#### REQUIREMENT
Within the records below, find each line that holds the string "mình", then copy it.

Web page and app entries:
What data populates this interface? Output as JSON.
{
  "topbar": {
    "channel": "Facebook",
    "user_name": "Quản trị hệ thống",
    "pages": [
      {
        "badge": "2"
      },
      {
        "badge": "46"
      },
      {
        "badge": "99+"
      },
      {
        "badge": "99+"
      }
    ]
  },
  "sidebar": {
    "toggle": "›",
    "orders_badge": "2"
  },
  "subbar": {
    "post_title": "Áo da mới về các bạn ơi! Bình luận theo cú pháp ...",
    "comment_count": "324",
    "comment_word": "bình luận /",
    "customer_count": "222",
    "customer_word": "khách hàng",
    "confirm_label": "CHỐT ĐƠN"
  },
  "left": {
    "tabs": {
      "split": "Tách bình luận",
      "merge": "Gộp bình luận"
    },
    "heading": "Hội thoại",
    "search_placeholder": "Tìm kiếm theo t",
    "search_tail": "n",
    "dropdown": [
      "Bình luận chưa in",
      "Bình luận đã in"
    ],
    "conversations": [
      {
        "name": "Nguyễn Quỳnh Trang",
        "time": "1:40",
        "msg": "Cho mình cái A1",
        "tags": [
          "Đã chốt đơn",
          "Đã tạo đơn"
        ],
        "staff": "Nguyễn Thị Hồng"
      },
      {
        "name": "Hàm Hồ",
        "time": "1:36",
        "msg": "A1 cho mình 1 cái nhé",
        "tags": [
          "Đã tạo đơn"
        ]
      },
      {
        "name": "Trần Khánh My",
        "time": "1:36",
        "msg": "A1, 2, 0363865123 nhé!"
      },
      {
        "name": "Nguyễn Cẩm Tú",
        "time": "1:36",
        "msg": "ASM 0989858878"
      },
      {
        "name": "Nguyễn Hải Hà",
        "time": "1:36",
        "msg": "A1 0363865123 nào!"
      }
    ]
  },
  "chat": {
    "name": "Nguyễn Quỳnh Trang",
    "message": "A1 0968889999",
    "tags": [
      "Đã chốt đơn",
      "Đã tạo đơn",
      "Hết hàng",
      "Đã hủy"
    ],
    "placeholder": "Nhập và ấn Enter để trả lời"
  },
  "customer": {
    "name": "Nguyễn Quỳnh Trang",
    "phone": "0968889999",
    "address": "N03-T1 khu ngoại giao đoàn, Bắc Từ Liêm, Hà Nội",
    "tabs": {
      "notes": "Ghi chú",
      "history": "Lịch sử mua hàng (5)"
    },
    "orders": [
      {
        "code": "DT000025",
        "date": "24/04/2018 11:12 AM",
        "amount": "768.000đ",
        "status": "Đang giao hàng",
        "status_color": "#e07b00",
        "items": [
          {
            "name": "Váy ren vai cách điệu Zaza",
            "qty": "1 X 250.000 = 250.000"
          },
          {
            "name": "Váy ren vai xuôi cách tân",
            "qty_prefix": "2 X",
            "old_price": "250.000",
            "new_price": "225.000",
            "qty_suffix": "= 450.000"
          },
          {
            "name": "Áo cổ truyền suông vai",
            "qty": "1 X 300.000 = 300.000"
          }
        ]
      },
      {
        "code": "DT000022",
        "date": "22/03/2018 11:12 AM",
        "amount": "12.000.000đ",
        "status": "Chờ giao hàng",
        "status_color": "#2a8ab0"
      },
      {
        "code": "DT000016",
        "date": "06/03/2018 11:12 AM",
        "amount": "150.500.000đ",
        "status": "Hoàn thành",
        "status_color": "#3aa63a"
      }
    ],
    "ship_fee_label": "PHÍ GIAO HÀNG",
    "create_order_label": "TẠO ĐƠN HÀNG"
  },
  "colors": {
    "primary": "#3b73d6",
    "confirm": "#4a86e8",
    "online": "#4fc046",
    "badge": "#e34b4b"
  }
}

#### TASK RESPONSE
        "msg": "Cho mình cái A1",
        "msg": "A1 cho mình 1 cái nhé",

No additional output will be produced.